He creates linocut print pieces in black and white with Indigenous mask imagery. One of his sculptures was painstakingly constructed over several months. All of the pieces, however, are connected to the Arizona State University staff member’s personal experiences.
“I’m a binational, multicultural individual that has gone through a series of related experiences — some of those experiences eventually are transformed into art creations in some way or form,'' Albarran said.
Some of Albarran’s creations are on display this fall at the Phoenix Airport Museum and the Mesa Arts Center. Albarran, who serves as exhibit developer with the School of Human Evolution and Social Change, uses art to honor his heritage.
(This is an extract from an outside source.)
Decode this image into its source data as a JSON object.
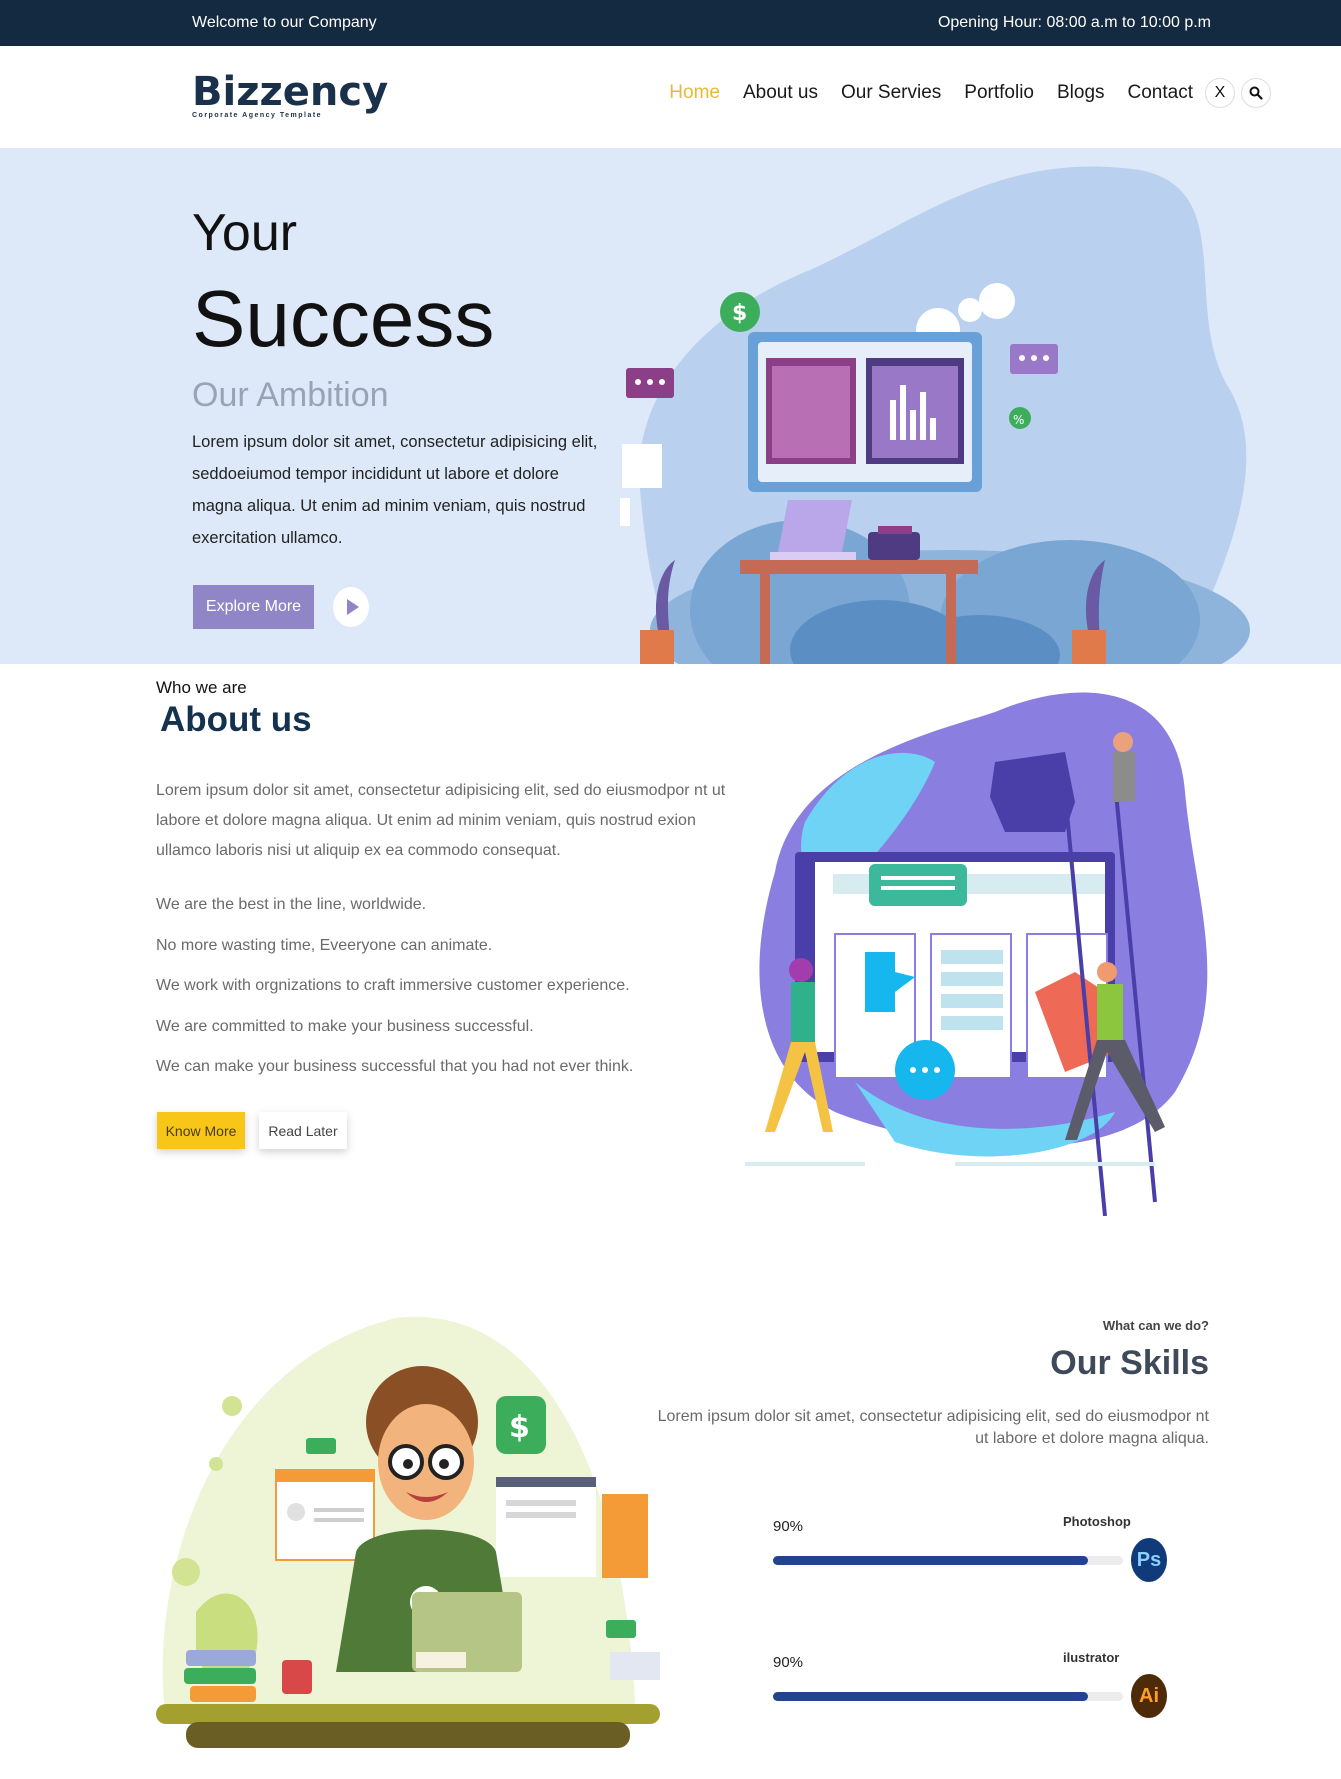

Born in Mexico, Albarran migrated with his family to a border town where he lived until moving to the United States in high school. Before moving to Phoenix, he helped his father farm fields after school. He later attended ASU, studying architecture, political science and construction and civil engineering.
The Phoenix Airport Museum “Myth, Legend and Lore” exhibition showcases prints Albarran made using linocut printmaking. Designs are carved into a sheet of linoleum, then inked and printed onto paper.
“The pieces that I’m creating right now are part of the ‘Alt-Face’ series and are specific to the beliefs and ways of celebrating the different regions in Mexico,” Albarran said. “The basic structure of the prints are loosely based on regional-traditional representations of pre-Columbian images or living representations of mixed customs, traditions and cultural ways that are still in use during the various celebrations, dances and ethnographic art done all around Mexico.”
Albarran’s mixed-media piece, “Mayahuel,” is on display at the Mesa Arts Center and is part of the "Divine Paradigm Contemporary Visionary Art" exhibition. It was specifically created for the entrance of the museum and will tie in as part of the Día de los Muertos Festival. Albarran said the piece is inspired by the pre-Columbian deity Mayahuel, who was celebrated around the maguey plant, also known as agave.
He said the piece has many different historical and cultural layers and can be interpreted by the individual, but he wanted to highlight the ancient uses of the maguey plant before it became commercialized. Albarran said maguey was traditionally a sacred drink used for ceremonial purposes and healing properties.
“Since I was a little kid I grew up doing very traditional family gatherings — and again when I say traditional, I’m talking about Indigenous ways of celebrating life itself,” Albarran said. “But at the same time, I also had the more contemporary, or mestizo, ways, which is that mix of European and Indigenous ways. So when I’m creating art pieces I’m kind of remembering those things as I work on each piece.”
As the exhibit developer in the School of Human Evolution and Social Change at ASU, he works with faculty to display their research in the school’s Innovation Gallery, an exhibition space.
Encouraging and nourishing art within the Chicano and Latino communities has been Albarran’s lifelong work. In the 1990s he worked for the Hispanic Research Center at ASU and also started his own cultural magazine called “Zopilote,” which gained international attention.
The “Myth, Legend and Lore exhibition” at the Phoenix Airport Museum runs through January 2022 and is located in terminal 3 and terminal 4. The Mesa Arts Center’s exhibition, “Divine Paradigm Contemporary Visionary Art,” runs through Nov. 28.